The output will look similar to below:
The WayBackMachine is a digital archive of the World Wide Web. It takes a snapshot of a website and saves it for us to view in the future. For example, here is what Google looked like on 8th Feb 1999: https://web.archive.org/web/19990208004515/http://google.com/
This can be used to gather information regarding how a website used to look.
Does the day 5 challenge give us any websites to navigate to? I wonder if there are any interesting pages that have been snapshot...
Reverse Image Search
Wouldn't it be cool if you could search the internet with an image? Well we can! Google actually lets you search the net for an image you have.
If a user has a profile picture of themselves on one social media, its most likely they've re-used the same photo on lots of other different social media sites. You can take that one image, search all other sites for that image and identify where that user has also signed up.

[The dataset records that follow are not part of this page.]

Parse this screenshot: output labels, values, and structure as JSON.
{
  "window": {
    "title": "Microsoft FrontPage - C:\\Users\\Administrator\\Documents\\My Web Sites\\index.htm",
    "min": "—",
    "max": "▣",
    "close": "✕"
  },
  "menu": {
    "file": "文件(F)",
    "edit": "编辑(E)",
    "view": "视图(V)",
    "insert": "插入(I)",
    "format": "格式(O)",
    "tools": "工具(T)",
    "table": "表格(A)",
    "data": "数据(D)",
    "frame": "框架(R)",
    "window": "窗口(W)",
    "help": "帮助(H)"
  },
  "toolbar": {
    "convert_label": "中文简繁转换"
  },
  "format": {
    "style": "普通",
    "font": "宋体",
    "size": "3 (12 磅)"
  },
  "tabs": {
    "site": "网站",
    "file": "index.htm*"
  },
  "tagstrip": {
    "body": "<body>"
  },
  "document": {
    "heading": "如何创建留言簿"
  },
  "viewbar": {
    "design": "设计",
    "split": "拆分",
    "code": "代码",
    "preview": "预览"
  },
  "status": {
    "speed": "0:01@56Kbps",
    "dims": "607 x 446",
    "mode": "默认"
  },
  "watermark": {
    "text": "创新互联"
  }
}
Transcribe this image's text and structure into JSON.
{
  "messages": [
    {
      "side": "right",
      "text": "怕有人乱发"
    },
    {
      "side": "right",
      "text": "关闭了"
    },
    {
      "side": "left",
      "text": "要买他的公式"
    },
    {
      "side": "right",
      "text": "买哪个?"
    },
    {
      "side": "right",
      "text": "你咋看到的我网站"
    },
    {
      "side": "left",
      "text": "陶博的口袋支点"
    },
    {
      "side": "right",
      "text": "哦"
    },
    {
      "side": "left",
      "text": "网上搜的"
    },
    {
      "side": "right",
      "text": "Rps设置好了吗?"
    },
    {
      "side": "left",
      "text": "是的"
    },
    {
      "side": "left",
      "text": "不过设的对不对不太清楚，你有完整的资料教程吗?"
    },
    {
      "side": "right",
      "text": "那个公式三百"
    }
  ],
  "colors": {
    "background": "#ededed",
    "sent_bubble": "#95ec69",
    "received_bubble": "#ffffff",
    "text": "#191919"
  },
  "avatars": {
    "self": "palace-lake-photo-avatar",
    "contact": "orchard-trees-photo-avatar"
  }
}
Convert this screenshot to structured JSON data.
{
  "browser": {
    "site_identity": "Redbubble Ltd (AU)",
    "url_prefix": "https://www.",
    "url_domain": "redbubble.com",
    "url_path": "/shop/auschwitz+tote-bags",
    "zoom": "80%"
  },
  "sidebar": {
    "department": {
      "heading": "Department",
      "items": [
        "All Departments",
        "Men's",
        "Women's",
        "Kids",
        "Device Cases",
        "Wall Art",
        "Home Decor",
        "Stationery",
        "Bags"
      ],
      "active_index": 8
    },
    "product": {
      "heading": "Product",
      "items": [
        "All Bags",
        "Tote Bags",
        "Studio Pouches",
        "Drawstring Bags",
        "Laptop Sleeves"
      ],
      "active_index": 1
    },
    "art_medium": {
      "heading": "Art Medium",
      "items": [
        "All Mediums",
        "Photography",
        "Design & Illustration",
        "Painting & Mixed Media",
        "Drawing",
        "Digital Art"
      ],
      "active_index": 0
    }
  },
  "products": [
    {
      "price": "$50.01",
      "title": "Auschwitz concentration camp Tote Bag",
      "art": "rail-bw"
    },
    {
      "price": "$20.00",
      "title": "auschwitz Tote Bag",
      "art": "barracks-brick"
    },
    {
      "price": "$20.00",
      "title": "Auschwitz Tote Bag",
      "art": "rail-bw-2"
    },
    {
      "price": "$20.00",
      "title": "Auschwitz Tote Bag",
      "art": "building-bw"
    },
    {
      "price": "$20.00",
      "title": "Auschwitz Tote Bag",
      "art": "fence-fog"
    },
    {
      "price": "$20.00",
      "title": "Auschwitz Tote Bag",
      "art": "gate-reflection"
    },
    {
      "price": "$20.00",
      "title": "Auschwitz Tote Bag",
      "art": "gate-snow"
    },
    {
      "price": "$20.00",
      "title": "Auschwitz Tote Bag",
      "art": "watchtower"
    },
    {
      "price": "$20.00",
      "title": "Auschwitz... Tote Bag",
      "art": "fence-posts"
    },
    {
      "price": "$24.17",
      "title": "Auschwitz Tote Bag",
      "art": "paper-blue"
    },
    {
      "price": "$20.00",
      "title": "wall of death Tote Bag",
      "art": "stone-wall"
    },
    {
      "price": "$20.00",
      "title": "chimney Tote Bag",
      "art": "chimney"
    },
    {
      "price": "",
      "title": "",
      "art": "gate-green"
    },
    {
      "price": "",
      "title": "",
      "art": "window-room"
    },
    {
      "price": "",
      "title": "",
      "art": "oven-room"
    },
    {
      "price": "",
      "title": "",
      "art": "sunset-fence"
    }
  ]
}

It can also be used to identify who or what is in an image. So if you are ever unsure on who someone in an image is (providing its a clear image of just that one individual), Google will most likely tell you.
For example, suppose we don't know what the following image is:
We can search the internet for the image. Go onto Google Image Search (https://www.google.com/imghp?hl=en) and click the camera icon to search by an image. Then select the image! It will tell us what the image is! Oh look, its a Christmas tree!
Are you able to use image metadata, the WayBackMachine and Reverse Image Searching to solve the Day 5 of the Christmas challenge?